How is technical assistance provided?
Following receipt of a Letter of Agreement, technical assistance is initiated with a discussion with the intended recipient about a plan for attaining prequalification. This may be followed by a three‒ to five‒day visit from a technical expert to the recipient's premises. The visit will begin with an audit (evaluation of current deficiencies) and be followed by consultation on the plan of corrective action and on any needed training. In the case of technical assistance to manufacturers, a review of existing quality documentation for an FPP that it is intended to be submitted for prequalification is organized, and an agreement reached on data completion, if necessary. Advice on data completion can be organized by correspondence. Where appropriate, the national regulatory authority (NRA) may be invited to participate in provision of technical assistance.
Care is taken to ensure avoidance of any conflict of interest with WHO prequalification and with respect to individual sites covered by the technical assistance. In particular, technical assistance experts that have provided, or are providing, technical assistance to a recipient are not permitted to participate in the assessment of any API or FPP or site inspection for WHO prequalification of the API and/or FPP manufactured by that recipient.

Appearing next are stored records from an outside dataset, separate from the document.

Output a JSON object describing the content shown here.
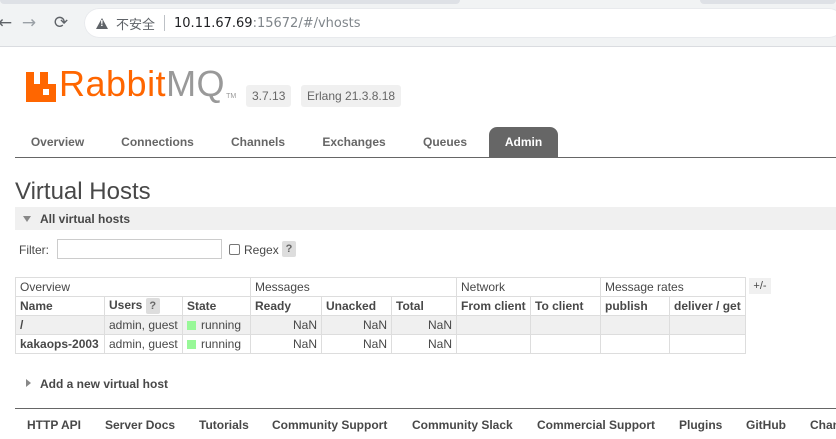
{
  "browser": {
    "insecure_label": "不安全",
    "url_host": "10.11.67.69",
    "url_rest": ":15672/#/vhosts"
  },
  "header": {
    "logo_rabbit": "Rabbit",
    "logo_mq": "MQ",
    "logo_tm": "TM",
    "version": "3.7.13",
    "erlang": "Erlang 21.3.8.18"
  },
  "nav": {
    "items": [
      "Overview",
      "Connections",
      "Channels",
      "Exchanges",
      "Queues",
      "Admin"
    ],
    "active": "Admin"
  },
  "page": {
    "title": "Virtual Hosts",
    "section_title": "All virtual hosts",
    "filter_label": "Filter:",
    "filter_value": "",
    "regex_label": "Regex",
    "help": "?",
    "plusminus": "+/-",
    "add_vhost": "Add a new virtual host"
  },
  "table": {
    "groups": [
      "Overview",
      "Messages",
      "Network",
      "Message rates"
    ],
    "columns": [
      "Name",
      "Users",
      "State",
      "Ready",
      "Unacked",
      "Total",
      "From client",
      "To client",
      "publish",
      "deliver / get"
    ],
    "rows": [
      {
        "name": "/",
        "users": "admin, guest",
        "state": "running",
        "ready": "NaN",
        "unacked": "NaN",
        "total": "NaN",
        "from_client": "",
        "to_client": "",
        "publish": "",
        "deliver_get": ""
      },
      {
        "name": "kakaops-2003",
        "users": "admin, guest",
        "state": "running",
        "ready": "NaN",
        "unacked": "NaN",
        "total": "NaN",
        "from_client": "",
        "to_client": "",
        "publish": "",
        "deliver_get": ""
      }
    ]
  },
  "footer": {
    "links": [
      "HTTP API",
      "Server Docs",
      "Tutorials",
      "Community Support",
      "Community Slack",
      "Commercial Support",
      "Plugins",
      "GitHub",
      "Chan"
    ]
  },
  "colors": {
    "brand": "#ff6600",
    "nav_active_bg": "#666666",
    "running": "#98f898"
  }
}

The same applies to QCLs undergoing WHO prequalification.
Site inspections and evaluations of product dossiers performed for WHO prequalification are independent of the outcomes of technical assistance. Information gathered during the technical assistance visits is not shared with WHO prequalification and remains confidential.
Technical assistance is provided free of charge, but recipients may be requested to contribute towards the local costs associated with the visits of technical assistance experts as described above. The following conditions apply:
- technical activities may be combined — such as pre-inspections and data review — aimed at assessing the intended recipient's potential to achieve technical assistance milestonesa combination of remote, on-site support and training may be used when providing technical assistance
- provision of technical assistance with capacity building of other parties may be combined, for example, inviting NRA inspectors to participate in or observe audits
- provision of specialized technical assistance may be prioritized, for example, for APIs and/or FPPs that would have a high public health impact if prequalified, or if less than three urgently needed products have been prequalified and less than two such products are under assessment.
WHO ensures that the confidentiality of commercially-sensitive and other information obtained during provision of technical assistance is respected. The observations and recommendations of the technical experts are shared with the recipient (but excluding those specifically addressed to WHO). Any information obtained during the provision of technical assistance can be made available to third parties only with the recipient's consent.
WHO reserves the right to request additional information from the organization that has requested assistance and to decide whether to meet the request, taking into account the need for the relevant FPP(s), availability of WHO resources and any other relevant factors. WHO will respond within 60 days (excluding any time required to request and receive additional information) to the request for technical assistance.
What are the expected outcomes?
Technical assistance is deemed successful if it enables a recipient to submit an API or FPP dossier for WHO prequalification and pass the initial screening and/or successfully undergo WHO inspection without any critical or a high number of major observations. In so doing, the recipient will have improved the quality of its API or FPP, or its testing services, and reduced the time to prequalification.
More generally, technical assistance can be seen as a means of improving the quality of locally-produced medicines and of promoting adherence to international pharmaceutical and prequalification standards.
Experience to date has also shown that provision of technical assistance can increase a government’s awareness of the value of strengthening regulatory requirements and the commitment of manufacturers to meeting them.